This is a good example of the benefit of the right-of-way because operating conditions are consistent with little regard for the chaos that might exist in the traffic lanes.
Spadina’s not so little secret is the amount of unscheduled short-turning at the south end of the line and the unreliable service along Queen’s Quay to Union Station. The regulars down at Queen’s Quay tell me that they never wait and it’s always faster to walk down Bay, but I try to have faith. It’s sort of like clapping to save Tinker Bell — if enough of us really believe, then a Spadina car will actually show up. Alas, that rumble coming down the tunnel is a car on the vent grate, not a streetcar.
These charts, one page for each day of the month, show the destinations of all southbound cars from Queen Street on the 510. Because the reference point, Queen, is very near the regular Adelaide/Charlotte/King turnback point, many trips are represented by short lines. Some cars were accurately reported by CIS as going only to Queen’s Quay Loop, while others get to about York Street (in the data) before CIS wakes up and discovers that they are really northbound on Spadina. The lines that make it up to the top of the data are the trips that actually went to Union.
Thick dark lines are for two or more runs that run almost together and which map as a single bar.
In this chart, you can see that on some days there was a great deal of short-turning at Queen’s Quay and some major gaps in the service to Union Station. This is a classic example of how the TTC mismanages service and forgets that there are riders on the “outer” part of lines. We’re supposed to be showing the flag for LRT on the Harbourfront services, but you would never know it from the service to Union on the 510.
Note that on Saturday, December 16, there is a gap in data between 13:00 and 14:00. This is caused by a CIS outage where there is no source data for the period. Similarly, in the early afternoon of December 29, there is a gap in the CIS data.

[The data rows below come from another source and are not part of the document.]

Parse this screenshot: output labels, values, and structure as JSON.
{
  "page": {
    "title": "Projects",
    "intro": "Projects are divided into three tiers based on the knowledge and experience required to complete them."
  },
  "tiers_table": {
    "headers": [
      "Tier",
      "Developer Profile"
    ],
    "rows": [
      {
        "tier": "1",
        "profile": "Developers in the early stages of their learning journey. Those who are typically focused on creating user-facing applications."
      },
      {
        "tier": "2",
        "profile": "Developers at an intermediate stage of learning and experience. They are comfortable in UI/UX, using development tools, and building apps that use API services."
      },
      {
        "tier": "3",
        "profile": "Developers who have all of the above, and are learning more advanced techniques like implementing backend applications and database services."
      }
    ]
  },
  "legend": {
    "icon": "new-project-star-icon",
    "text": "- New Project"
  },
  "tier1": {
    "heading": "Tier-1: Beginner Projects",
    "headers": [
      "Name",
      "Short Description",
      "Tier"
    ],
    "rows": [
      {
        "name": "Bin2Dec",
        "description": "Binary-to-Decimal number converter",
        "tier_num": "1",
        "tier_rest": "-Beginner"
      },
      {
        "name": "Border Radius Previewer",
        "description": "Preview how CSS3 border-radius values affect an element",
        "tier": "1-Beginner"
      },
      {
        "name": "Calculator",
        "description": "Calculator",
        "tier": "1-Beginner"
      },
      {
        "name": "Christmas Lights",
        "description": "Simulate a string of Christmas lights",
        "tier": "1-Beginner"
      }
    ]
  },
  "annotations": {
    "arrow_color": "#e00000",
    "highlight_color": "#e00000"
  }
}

In the next chapters of this analysis, I will turn to weekend service, headway reliability and link times. Also, I plan a quick review of service on 509 Harbourfront and a look at the combined 509/510 service at Union Station.